This hasn’t been isolated to prospective purchasers. Rents have shot up 12.9% in the Queensland capital since 2021, compounding a worsening cost of living crisis and placing further roadblocks in front of young people saving for a deposit. One in two Griffith voters rent.
The Greens’ policy being launched grandfathers negative gearing arrangements to existing investment properties, and then progressively phases out negative gearing for any taxpayer’s second and above investment property over 5 years. The 1.6m people with only 1 investment property would not be affected by the Greens’ plan.
The Greens’ plan would also remove the 50 per cent capital gains discount for individuals. Instead, an asset’s cost base would be indexed by changes in the consumer price index as part of calculating the capital gain at the time of sale.
The plan would raise $62.9b over the next decade, according to the Parliamentary Budget Office. The Greens’ policy to build 1 million affordable homes over the coming years for both rental and purchase (via equity share) will cost $22.9b over the decade. Labor has dumped its previous policy of negative gearing and capital gains tax reform.
Lines attributable to Leader of the Australian Greens, Adam Bandt MP:
“Brisbane is becoming a tale of two cities. One Brisbane where property investors are making millions off of limited housing, and another where people are struggling to keep a roof over their head. People are rightly furious,” Mr Bandt said.
“Whether you’re hoping to buy your first home or have resigned yourself to renting forever, few issues resonate more with young people around Griffith than the housing affordability crisis.
“This cooked housing market isn’t an accident. It’s the result of years of Liberal and Labor making it easier for property investors to buy their seventh home than for young people to buy their first.

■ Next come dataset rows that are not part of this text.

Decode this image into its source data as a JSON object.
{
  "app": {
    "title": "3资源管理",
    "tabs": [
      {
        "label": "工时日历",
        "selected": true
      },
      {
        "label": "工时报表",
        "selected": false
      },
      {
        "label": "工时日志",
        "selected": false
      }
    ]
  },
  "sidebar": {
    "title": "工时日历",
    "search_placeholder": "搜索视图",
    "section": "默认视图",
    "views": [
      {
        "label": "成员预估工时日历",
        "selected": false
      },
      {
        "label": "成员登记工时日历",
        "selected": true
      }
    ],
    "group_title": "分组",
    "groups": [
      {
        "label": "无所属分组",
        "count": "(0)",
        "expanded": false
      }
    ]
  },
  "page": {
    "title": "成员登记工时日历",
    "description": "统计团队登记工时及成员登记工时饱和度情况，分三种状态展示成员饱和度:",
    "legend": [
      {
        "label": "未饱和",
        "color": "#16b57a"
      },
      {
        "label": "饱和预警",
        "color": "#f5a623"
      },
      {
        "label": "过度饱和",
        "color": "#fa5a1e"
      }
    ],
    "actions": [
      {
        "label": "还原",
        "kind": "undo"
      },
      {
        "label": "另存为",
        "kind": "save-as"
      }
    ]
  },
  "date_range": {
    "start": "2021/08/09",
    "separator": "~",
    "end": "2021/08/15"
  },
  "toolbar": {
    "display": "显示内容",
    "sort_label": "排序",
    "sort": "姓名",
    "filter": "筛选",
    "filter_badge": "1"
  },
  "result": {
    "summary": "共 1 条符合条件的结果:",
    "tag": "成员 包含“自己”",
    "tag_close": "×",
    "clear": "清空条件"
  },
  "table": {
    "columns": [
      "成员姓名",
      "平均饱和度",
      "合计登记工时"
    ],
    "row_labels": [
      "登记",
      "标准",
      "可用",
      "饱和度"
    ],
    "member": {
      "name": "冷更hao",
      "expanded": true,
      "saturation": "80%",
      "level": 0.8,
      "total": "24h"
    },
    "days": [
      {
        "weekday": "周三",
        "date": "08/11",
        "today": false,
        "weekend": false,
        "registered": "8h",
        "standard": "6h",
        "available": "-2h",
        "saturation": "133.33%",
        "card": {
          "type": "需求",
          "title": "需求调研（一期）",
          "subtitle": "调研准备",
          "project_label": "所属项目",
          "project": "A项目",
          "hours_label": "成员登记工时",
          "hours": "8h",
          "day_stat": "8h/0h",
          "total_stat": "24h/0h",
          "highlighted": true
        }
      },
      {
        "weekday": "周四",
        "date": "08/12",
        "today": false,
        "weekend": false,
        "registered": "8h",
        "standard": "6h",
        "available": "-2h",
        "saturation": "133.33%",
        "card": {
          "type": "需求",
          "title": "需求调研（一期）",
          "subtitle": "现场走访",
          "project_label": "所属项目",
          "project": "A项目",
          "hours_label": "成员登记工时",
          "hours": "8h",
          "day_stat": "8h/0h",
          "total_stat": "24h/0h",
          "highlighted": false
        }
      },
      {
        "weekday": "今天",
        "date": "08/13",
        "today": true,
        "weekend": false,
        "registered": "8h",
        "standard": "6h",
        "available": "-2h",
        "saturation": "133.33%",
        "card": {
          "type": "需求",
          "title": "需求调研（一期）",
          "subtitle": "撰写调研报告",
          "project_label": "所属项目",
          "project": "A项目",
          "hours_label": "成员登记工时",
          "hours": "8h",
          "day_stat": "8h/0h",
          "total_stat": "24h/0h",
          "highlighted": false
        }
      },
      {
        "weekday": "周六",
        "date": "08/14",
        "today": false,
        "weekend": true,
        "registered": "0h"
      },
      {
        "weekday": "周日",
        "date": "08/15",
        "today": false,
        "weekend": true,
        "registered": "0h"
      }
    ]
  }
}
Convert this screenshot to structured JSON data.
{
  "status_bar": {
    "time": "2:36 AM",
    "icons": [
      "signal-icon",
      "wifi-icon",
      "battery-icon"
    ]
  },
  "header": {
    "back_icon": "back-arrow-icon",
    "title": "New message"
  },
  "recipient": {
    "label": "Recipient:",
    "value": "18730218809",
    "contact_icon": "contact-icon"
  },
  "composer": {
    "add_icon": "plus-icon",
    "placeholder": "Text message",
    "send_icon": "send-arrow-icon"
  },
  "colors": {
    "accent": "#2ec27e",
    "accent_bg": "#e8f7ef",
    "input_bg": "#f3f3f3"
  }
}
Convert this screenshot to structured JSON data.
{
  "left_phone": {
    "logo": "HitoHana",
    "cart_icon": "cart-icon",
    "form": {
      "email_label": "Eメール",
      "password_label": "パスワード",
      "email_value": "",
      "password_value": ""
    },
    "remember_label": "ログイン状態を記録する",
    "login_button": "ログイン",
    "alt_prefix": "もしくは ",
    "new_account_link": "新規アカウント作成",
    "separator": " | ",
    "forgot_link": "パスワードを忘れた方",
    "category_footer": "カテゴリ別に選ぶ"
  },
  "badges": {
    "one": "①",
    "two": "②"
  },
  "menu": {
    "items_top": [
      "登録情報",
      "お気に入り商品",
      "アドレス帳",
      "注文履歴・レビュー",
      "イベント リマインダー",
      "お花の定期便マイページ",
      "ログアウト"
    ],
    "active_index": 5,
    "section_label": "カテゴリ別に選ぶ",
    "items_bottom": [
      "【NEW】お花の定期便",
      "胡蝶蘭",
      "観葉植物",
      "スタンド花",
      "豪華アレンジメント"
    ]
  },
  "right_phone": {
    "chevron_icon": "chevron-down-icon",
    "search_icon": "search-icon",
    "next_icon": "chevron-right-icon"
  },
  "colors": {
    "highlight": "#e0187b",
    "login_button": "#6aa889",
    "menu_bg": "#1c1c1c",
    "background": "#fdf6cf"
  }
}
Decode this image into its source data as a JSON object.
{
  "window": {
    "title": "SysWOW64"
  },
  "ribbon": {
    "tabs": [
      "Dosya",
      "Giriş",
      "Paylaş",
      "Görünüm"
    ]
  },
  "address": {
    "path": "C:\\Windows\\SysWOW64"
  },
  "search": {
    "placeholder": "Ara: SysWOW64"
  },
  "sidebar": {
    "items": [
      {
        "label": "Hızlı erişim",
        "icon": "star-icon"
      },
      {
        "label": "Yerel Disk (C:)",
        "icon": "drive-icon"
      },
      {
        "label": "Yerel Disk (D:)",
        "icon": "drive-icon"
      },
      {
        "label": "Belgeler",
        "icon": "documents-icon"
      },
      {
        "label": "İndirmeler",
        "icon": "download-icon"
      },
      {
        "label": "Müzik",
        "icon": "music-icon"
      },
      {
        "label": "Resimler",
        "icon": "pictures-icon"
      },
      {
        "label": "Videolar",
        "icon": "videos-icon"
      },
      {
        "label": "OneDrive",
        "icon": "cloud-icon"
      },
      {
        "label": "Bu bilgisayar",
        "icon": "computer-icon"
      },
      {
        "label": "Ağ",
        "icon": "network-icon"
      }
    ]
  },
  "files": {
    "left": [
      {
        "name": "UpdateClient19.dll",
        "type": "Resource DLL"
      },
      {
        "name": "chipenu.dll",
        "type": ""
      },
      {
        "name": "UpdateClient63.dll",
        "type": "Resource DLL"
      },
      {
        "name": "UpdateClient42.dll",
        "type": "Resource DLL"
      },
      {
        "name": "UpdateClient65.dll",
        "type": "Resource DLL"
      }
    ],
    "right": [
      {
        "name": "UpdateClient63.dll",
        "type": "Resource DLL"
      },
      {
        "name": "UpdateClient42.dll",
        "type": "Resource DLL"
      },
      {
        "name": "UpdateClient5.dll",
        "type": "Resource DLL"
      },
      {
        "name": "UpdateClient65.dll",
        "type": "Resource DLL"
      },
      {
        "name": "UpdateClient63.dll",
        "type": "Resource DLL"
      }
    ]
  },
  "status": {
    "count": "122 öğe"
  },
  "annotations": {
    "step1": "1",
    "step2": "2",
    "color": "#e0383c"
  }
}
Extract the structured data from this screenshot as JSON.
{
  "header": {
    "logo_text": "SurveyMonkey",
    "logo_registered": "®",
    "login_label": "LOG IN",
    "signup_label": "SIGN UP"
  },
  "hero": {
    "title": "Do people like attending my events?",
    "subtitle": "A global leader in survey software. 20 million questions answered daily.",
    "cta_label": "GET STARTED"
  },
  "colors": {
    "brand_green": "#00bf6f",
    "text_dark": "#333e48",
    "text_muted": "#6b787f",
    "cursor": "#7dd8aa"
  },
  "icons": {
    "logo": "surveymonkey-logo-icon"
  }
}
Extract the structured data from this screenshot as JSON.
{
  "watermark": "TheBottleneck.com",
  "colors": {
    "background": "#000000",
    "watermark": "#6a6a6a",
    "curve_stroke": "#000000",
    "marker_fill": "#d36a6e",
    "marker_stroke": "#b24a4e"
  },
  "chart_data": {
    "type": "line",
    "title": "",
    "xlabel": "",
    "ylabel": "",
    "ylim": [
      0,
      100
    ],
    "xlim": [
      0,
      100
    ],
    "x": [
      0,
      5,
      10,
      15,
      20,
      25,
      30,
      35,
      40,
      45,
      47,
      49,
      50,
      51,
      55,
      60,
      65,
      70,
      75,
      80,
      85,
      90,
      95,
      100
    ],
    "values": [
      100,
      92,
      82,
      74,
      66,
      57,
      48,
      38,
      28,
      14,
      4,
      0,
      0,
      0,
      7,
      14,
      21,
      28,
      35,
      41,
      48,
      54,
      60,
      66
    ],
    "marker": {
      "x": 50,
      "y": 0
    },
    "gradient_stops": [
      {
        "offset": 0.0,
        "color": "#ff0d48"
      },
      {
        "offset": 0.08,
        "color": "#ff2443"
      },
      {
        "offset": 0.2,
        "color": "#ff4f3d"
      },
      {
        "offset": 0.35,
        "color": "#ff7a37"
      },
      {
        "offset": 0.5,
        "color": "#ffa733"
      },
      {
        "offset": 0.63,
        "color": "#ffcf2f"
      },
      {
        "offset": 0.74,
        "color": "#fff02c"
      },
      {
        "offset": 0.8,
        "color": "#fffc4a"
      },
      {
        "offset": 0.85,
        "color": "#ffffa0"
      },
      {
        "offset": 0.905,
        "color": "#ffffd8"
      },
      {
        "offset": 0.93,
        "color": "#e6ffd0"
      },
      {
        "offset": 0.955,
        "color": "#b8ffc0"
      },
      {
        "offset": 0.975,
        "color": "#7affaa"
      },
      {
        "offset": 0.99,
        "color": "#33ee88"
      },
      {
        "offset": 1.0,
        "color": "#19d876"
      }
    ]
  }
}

“It will be Liberal and Labor’s decision to back wealthy property investors over renters and first home buyers that could see Griffith shift to the Greens for the first time. While Liberal and Labor give $63 billion to investors and the wealthy and push house prices out of reach, the Greens see a future where everyone can own their own home.
“By kicking the Liberals out and winning Griffith, the Greens will push the next government to abolish the generous handouts to property investors with more than one investment property so that everyone can afford to buy a home to call their own.
“By winding back handouts to investors with more than one investment property, the Greens will raise billions to build affordable homes that people can buy into for $300,000 and public housing that people can rent for 25% of their income.”
Lines attributable to Greens Candidate for Griffith, Max Chandler-Mather:
"Brisbane is in the middle of the worst housing affordability crisis in its history and it's only going to get worse if governments fail to act,” Mr Chandler-Mather said.
"Because of negative gearing it's often easier for someone to buy their fifth home rather than their first, and that is deeply unfair.
"I've lost count of the number of conversations I’ve had with couples who had to abandon their plans to buy a home last year because the cost of a deposit alone increased by $33,000, and that's more than almost anyone can save.
"Excessive rent increases are driving people out of their homes, breaking up communities and placing massive pressure on renters.
"Phasing out negative gearing and capping rent increases will help ensure we treat housing first and foremost as a home, not a speculative commodity for large investors."
"If Labor and the Liberals are serious about tackling the cost of living crisis, then they should support the Greens plan to cap rent increases and ensure families don't have to choose between paying the rent or buying groceries."